One Way" in the book Lost Tribe (pg. 20 in the paperback):
I had a right-wing, xenophobic, anti-intellectual, fire-and-brimstone,
free thought-free, shtetl-mentality, substandard education. During some
formative period or another, I had basic theological questions. None
of the men in charge of my religious education were equipped to deal
with them. And so I began to look elsewhere, I began to read literature.
Simple as that. And the same with creativity. If it wasn't quashed it
was surely helped toward strophy. I started writing because it was the
one thing that I had the tools for. The single available outlet. If
we had a decent blowtorch at home, I might be a welder or an industrial
sculptor or pyromaniac. But the two decisions, to give up religion and
to dedicate my life to the writing of fiction, are very different. I
refuse to have writing equated with rebellion. I had a specific experience
growing up that sterred me away from one thing and toward another. They
are mutually exclusive.Yet, I admit, they bleed into each other. Stories
such as "The Last One Way" deal with a lot of these issues
of religiosity and identity and morality. The religion leaks into the
writing. And I guess the writing leaks into the religion as well. I
am a pro when it comes to ritualistic behavior, everything prescribed
and timed and structured, everything right or wrong. And once I got
serious about writing, I discovered that I'd adopted a lot of these
forms. You write hard every day, six days a week, and on the seventh
you rest. My own Sabbath. For a long time Sabbath fell out on Tuesday.
Nonetheless, a day of rest makes sense.
Consider, for example, Nathan Englander, a talented writer whose collection
of stories, ''For the Relief of Unbearable Urges,'' brimmed with revelations
of hypocrisy and self-inflicted misery: a fistfight that breaks out
in synagogue over who will read from the Torah; a sect whose members
fast three days instead of one and drink a dozen glasses of wine at
the Passover seders instead of four; a man whose rabbi sends him to
a prostitute when his wife won't sleep with him. Of course, the Orthodox
don't actually brawl over who reads the Torah, no rabbi is allowed to
write a dispensation for a man to see a prostitute, and even extremely
pious Jews can't invent their own traditions for fast days or seders.
Englander's sketches were fictional, but did most people realize this?
Apparently not. The world at large took him to be a ''former yeshiva
boy'' who had renounced his old life. Englander didn't help matters
by referring to the ''anti-intellectual'' and ''fire-and-brimstone''
aspects of his ''shtetl mentality substandard education'' -- a strange
way of describing the Long Island community where he grew up, which
prides itself on its tolerance and dedication to learning, both secular
and religious. Englander is about as much a product of the shtetl as

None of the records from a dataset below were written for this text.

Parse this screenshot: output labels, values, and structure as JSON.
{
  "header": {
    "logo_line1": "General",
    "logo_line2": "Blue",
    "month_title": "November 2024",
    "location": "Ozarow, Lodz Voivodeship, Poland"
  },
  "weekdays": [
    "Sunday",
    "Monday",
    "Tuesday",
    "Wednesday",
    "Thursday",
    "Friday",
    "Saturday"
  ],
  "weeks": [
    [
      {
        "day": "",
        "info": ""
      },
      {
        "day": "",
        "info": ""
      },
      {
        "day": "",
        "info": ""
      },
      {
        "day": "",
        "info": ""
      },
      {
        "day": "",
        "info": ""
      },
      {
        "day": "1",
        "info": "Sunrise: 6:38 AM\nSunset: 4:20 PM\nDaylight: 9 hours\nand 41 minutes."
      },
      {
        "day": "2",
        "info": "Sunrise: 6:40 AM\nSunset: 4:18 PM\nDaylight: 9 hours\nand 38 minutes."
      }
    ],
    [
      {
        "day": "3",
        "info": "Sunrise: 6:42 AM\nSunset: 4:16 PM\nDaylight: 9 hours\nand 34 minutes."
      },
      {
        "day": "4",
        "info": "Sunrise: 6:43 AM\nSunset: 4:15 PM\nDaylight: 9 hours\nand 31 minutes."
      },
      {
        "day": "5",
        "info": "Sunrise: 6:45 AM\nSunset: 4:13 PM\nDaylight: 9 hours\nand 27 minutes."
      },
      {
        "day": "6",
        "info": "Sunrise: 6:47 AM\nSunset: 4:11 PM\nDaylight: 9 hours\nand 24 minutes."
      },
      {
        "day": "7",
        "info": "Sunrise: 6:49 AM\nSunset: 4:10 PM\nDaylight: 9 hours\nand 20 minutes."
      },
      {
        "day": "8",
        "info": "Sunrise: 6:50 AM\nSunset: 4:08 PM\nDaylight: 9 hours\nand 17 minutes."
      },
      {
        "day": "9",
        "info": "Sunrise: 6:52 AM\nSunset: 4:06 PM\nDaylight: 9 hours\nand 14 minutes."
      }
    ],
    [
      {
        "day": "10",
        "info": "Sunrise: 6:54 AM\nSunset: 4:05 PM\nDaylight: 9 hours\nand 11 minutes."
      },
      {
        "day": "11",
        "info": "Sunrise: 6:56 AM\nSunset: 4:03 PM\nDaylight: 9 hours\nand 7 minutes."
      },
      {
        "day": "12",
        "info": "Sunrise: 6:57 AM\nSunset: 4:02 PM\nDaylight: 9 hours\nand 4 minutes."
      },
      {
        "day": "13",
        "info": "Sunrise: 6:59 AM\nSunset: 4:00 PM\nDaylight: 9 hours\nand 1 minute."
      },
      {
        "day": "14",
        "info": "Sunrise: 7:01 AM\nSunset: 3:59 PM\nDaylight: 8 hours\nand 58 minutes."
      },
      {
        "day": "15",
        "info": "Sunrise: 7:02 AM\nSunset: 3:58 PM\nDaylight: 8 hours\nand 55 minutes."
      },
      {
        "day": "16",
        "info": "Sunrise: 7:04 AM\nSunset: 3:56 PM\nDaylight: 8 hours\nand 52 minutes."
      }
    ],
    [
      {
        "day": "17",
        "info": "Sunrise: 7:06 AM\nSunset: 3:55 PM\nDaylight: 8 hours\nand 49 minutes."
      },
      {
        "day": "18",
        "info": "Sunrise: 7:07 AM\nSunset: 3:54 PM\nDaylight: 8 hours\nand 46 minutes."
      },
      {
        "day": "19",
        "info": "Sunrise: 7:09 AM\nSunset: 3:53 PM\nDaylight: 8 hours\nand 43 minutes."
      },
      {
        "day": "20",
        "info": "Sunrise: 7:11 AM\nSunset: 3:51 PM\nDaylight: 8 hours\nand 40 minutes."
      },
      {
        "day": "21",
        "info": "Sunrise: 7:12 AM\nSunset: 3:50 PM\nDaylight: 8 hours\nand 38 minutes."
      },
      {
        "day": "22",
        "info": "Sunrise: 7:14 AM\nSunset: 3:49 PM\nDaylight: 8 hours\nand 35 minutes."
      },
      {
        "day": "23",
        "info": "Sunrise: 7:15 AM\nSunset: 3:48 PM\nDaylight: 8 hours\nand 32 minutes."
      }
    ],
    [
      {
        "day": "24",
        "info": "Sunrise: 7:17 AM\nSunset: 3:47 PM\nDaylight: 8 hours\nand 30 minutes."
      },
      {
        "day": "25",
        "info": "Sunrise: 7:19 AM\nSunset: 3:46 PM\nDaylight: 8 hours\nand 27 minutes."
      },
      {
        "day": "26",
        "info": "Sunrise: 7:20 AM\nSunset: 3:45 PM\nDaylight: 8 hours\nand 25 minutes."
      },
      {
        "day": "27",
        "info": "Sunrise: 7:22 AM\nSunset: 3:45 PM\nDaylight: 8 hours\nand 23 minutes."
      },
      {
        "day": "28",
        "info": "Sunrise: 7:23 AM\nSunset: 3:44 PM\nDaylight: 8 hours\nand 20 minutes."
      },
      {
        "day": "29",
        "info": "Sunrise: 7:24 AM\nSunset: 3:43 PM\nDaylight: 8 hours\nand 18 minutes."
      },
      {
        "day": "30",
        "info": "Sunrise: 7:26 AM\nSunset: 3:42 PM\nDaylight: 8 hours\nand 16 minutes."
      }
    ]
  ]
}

John Kerry. He actually attended the coeducational Hebrew Academy of
Nassau County and then the State University of New York, Binghamton.
It was one of his supposedly substandard teachers who encouraged him
to write in the first place.